[Start of section]

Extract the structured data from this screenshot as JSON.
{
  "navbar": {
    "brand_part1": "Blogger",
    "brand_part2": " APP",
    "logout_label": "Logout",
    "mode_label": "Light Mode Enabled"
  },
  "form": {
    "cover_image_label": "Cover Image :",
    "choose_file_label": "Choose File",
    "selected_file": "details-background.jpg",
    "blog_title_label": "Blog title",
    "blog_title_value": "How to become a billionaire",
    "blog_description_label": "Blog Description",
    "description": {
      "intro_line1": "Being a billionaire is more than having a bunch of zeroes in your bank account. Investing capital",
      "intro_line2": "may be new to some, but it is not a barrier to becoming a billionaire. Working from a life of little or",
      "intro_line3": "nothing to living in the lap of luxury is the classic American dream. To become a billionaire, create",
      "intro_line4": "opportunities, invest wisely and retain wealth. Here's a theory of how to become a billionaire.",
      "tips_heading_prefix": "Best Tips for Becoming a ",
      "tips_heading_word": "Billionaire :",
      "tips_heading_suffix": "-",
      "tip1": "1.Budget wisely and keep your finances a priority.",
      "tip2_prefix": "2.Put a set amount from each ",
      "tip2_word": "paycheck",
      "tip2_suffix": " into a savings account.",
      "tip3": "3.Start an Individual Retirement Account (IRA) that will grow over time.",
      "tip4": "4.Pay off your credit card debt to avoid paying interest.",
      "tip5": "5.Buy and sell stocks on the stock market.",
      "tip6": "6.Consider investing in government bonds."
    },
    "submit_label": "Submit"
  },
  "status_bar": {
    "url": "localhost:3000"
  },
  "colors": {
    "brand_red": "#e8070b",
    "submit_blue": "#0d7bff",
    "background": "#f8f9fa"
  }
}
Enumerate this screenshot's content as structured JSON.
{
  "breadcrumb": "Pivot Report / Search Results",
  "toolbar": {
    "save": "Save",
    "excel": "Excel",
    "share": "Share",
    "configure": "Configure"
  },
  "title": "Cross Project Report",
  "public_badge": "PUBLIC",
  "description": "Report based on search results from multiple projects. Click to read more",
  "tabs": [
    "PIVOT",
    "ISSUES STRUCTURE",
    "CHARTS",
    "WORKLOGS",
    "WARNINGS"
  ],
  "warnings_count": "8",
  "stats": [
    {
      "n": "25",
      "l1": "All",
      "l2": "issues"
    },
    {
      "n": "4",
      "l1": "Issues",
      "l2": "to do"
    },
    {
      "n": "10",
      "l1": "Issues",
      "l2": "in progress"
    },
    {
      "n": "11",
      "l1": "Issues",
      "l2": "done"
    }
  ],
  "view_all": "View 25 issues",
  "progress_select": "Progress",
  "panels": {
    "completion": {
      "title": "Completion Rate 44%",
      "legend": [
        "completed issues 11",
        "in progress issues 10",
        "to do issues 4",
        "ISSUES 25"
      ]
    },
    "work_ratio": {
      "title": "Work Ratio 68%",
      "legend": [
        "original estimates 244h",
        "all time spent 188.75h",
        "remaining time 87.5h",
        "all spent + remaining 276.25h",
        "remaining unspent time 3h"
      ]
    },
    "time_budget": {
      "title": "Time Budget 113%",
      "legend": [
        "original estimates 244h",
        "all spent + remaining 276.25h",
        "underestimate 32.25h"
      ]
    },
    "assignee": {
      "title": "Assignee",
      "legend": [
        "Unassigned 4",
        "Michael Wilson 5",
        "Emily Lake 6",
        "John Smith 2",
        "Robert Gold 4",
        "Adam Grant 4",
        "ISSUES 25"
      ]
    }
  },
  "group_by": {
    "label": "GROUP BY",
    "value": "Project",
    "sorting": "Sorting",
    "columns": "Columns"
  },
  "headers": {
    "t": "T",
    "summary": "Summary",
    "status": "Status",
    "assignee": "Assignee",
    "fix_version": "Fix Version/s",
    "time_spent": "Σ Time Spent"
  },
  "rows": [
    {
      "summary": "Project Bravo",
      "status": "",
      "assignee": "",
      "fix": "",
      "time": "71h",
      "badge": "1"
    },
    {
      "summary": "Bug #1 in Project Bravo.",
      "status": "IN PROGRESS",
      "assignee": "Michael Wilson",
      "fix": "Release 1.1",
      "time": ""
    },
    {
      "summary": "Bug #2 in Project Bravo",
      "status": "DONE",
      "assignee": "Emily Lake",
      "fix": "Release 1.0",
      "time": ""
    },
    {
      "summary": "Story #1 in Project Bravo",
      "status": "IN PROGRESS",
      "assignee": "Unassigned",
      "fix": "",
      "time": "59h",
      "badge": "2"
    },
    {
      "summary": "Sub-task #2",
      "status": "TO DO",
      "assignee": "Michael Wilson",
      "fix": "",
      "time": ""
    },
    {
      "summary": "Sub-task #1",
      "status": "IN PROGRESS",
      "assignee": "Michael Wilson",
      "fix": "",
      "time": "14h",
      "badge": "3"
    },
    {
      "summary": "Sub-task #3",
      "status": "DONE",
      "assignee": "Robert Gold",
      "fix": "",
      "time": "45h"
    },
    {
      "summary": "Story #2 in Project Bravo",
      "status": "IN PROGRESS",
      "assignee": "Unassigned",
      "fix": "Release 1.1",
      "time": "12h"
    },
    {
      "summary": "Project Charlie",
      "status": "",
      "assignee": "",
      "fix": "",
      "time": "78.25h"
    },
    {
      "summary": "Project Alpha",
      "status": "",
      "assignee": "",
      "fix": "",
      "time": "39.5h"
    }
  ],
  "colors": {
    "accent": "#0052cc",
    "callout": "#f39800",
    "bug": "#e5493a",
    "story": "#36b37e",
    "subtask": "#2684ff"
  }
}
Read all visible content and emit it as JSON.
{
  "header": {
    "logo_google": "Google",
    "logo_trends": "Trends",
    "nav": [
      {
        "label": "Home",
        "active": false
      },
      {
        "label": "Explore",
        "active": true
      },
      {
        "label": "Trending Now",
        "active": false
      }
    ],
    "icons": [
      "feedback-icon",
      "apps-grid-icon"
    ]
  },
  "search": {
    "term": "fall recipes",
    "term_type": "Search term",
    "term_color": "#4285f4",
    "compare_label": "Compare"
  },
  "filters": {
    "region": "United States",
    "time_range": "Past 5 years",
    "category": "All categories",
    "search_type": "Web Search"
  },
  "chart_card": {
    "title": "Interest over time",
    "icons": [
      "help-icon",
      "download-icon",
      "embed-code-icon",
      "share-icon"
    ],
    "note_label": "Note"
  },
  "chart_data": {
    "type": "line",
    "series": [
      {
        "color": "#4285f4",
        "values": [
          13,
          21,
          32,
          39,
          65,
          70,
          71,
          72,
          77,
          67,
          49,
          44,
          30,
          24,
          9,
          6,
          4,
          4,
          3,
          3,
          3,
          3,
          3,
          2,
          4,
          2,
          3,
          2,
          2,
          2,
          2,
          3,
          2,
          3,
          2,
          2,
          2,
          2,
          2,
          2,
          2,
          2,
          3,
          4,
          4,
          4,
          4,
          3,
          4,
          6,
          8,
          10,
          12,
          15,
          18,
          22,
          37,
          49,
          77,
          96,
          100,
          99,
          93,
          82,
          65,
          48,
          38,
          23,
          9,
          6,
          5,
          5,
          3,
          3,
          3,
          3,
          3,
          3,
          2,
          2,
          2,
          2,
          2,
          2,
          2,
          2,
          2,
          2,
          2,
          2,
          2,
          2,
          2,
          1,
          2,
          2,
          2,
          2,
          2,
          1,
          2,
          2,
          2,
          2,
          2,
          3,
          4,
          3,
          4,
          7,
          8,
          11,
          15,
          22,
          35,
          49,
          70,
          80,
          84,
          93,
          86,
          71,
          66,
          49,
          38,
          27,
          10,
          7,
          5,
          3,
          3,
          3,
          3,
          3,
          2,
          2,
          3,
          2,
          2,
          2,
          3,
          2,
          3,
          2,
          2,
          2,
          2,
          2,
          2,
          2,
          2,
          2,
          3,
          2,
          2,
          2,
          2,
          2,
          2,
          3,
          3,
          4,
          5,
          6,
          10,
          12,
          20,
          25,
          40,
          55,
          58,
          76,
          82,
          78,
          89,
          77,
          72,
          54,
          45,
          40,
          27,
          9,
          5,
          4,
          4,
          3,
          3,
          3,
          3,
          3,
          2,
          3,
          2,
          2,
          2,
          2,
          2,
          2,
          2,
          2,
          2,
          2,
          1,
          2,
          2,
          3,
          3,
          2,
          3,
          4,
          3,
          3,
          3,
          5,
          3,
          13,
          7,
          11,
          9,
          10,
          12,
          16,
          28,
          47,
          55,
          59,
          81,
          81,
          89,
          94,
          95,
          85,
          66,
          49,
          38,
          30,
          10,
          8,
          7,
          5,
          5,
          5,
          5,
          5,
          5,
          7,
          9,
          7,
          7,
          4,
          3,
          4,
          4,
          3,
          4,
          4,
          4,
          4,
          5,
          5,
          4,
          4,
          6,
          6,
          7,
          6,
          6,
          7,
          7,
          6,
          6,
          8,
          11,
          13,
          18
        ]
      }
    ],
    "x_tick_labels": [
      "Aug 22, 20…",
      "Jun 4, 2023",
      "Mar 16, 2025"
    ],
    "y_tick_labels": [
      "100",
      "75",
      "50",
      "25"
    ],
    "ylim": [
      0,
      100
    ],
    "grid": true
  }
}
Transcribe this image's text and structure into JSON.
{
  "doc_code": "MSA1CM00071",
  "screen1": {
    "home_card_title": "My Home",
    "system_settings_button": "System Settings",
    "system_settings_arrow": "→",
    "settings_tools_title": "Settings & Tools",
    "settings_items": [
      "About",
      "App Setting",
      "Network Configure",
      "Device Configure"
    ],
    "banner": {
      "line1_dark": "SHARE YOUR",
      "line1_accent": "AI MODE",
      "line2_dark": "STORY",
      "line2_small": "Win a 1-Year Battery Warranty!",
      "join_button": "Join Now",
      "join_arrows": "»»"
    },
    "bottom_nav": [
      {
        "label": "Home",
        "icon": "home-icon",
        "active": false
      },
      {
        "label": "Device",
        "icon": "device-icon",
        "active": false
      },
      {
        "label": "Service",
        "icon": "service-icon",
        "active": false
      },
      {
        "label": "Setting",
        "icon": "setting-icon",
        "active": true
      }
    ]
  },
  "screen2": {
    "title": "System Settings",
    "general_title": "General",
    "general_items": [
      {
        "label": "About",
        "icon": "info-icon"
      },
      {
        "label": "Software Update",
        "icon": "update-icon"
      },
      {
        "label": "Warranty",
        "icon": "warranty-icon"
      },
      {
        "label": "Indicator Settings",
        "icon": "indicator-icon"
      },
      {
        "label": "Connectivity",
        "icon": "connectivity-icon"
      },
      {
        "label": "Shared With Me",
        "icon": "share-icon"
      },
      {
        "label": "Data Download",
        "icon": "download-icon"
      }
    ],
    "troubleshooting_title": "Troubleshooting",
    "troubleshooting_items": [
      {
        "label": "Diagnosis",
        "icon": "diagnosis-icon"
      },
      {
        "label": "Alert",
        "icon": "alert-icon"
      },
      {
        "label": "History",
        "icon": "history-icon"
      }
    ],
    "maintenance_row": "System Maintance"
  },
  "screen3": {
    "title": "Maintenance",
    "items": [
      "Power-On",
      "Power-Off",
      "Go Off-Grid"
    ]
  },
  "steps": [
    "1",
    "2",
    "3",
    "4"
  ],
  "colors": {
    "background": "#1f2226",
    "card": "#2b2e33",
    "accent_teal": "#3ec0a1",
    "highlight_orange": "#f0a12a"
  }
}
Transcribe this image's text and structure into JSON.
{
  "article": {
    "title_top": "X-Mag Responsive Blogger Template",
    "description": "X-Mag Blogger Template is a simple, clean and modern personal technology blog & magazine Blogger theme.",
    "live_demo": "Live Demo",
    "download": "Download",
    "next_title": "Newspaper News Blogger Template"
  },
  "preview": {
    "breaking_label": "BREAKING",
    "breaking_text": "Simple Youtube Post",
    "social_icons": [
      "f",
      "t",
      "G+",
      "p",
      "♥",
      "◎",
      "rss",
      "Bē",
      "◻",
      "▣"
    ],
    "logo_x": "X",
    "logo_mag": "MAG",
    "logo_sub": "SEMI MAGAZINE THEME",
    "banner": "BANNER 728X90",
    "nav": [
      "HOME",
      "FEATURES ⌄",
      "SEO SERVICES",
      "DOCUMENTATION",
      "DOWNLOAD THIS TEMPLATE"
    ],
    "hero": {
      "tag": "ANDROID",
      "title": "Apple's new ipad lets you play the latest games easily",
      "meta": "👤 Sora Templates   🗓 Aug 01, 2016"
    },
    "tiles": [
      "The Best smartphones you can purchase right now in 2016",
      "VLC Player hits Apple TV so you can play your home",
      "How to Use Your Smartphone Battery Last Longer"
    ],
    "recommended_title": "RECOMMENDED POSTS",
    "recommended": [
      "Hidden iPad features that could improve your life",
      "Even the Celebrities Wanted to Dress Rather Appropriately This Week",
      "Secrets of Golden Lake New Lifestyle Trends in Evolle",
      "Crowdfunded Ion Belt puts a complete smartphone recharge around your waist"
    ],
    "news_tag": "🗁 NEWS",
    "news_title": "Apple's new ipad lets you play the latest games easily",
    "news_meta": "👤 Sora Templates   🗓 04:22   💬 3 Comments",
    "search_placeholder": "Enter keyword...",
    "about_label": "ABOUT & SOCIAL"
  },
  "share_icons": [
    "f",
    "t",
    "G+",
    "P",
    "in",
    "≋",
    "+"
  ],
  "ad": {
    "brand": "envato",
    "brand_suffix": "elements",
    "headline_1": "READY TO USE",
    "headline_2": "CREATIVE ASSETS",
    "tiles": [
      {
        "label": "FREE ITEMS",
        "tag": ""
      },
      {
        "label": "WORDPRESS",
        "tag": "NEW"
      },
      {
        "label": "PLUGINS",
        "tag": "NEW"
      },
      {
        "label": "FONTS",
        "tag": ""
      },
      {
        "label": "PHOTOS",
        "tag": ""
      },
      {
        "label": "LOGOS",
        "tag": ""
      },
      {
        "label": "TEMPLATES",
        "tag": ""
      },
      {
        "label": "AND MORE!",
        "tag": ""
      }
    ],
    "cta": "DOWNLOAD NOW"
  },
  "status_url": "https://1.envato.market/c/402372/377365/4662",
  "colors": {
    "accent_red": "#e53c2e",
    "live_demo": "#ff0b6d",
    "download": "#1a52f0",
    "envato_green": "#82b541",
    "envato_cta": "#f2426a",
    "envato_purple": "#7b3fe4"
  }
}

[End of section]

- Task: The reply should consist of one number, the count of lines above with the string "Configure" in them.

- Response below: 3